Event, film offers alternate view on McCandless story
Submitted by Terrence Cole
The University of Alaska Fairbanks Office of Public History and the Phi Alpha Theta History Honor Society will host a movie screening and discussion, "The Truths About Chris McCandless and Popular Images of Alaska," Monday, Dec. 10 at 7 p.m. at Schaible Auditorium on the UAF campus.
The event will include the Fairbanks premiere of "The Call of the Wild," a documentary film by Boston filmmaker Ron Lamothe. The films follows McCandless on his journey across the country that ultimately led him to an abandoned bus on the Stampede Trail near Denali National Park, where the 24-year-old died in August 1992.
McCandless was the subject of author Jon Krakauer's book, "Into the Wild," as well as the recently released Sean Penn film of the same name.
In his film, Lamothe offers a different perspective on McCandless' life and travels. As part of that effort, he offers alternate hypotheses on the cause of McCandless' death, his inability to hike to the Parks Highway and his final communication, a note left at the bus.
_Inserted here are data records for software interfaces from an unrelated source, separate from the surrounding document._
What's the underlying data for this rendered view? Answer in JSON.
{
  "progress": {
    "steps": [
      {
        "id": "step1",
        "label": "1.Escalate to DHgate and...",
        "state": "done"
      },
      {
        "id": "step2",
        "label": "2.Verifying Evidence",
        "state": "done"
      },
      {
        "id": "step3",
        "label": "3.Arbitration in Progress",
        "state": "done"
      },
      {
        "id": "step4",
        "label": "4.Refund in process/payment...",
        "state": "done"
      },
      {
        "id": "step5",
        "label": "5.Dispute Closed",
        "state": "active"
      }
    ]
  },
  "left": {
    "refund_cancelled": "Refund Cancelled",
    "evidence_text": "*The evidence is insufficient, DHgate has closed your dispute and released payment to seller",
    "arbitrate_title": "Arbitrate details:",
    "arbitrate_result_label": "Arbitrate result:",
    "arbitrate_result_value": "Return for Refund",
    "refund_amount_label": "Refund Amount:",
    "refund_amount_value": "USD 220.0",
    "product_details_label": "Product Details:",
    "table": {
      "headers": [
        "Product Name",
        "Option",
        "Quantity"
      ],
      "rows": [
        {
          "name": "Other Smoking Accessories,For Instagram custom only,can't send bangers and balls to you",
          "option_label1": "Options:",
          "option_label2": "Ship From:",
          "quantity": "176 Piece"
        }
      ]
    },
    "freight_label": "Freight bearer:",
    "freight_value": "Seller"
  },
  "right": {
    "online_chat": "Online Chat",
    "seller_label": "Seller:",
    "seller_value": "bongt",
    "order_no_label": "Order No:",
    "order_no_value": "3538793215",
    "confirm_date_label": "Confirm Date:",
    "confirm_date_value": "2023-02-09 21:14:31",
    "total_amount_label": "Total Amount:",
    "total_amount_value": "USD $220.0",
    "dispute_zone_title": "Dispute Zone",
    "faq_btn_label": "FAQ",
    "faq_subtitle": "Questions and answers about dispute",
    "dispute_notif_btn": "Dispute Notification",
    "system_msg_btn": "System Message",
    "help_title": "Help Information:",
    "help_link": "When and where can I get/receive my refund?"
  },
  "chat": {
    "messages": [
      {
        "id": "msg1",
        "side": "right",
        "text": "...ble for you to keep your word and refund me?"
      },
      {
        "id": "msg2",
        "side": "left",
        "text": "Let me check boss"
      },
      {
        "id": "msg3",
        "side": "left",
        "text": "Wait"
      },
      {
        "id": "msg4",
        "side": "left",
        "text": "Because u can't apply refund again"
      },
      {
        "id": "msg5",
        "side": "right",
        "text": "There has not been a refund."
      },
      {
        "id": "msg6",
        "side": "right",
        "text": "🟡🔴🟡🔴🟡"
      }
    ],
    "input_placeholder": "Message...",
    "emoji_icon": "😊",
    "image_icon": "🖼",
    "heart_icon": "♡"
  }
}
The film includes interviews with local scientists and historians, including UAF chemistry professor Tom Clausen, who found that the seeds blamed for poisoning McCandless are not toxic.
The event will include an introduction by Lamothe, as well as a discussion period following the film. Admission is free and the event is open to the public.
"I think this film and the controversy over McCandless' death provides a fascinating window on how Alaska is viewed by the outside world," said Terrence Cole, director of the UAF Office of Public History. "The work of Tom Clausen highlights the need for evidence in historical investigation." CONTACT: Terrence Cole, director, UAF Office of Public History, at 907-474-6995 or via e-mail at email@example.com. Marmian Grimes, UAF public information officer, at 907-474-7902 or via e-mail at firstname.lastname@example.org.
ON THE WEB: www.terraincognitafilms.com/cw-sub/cw-index.htm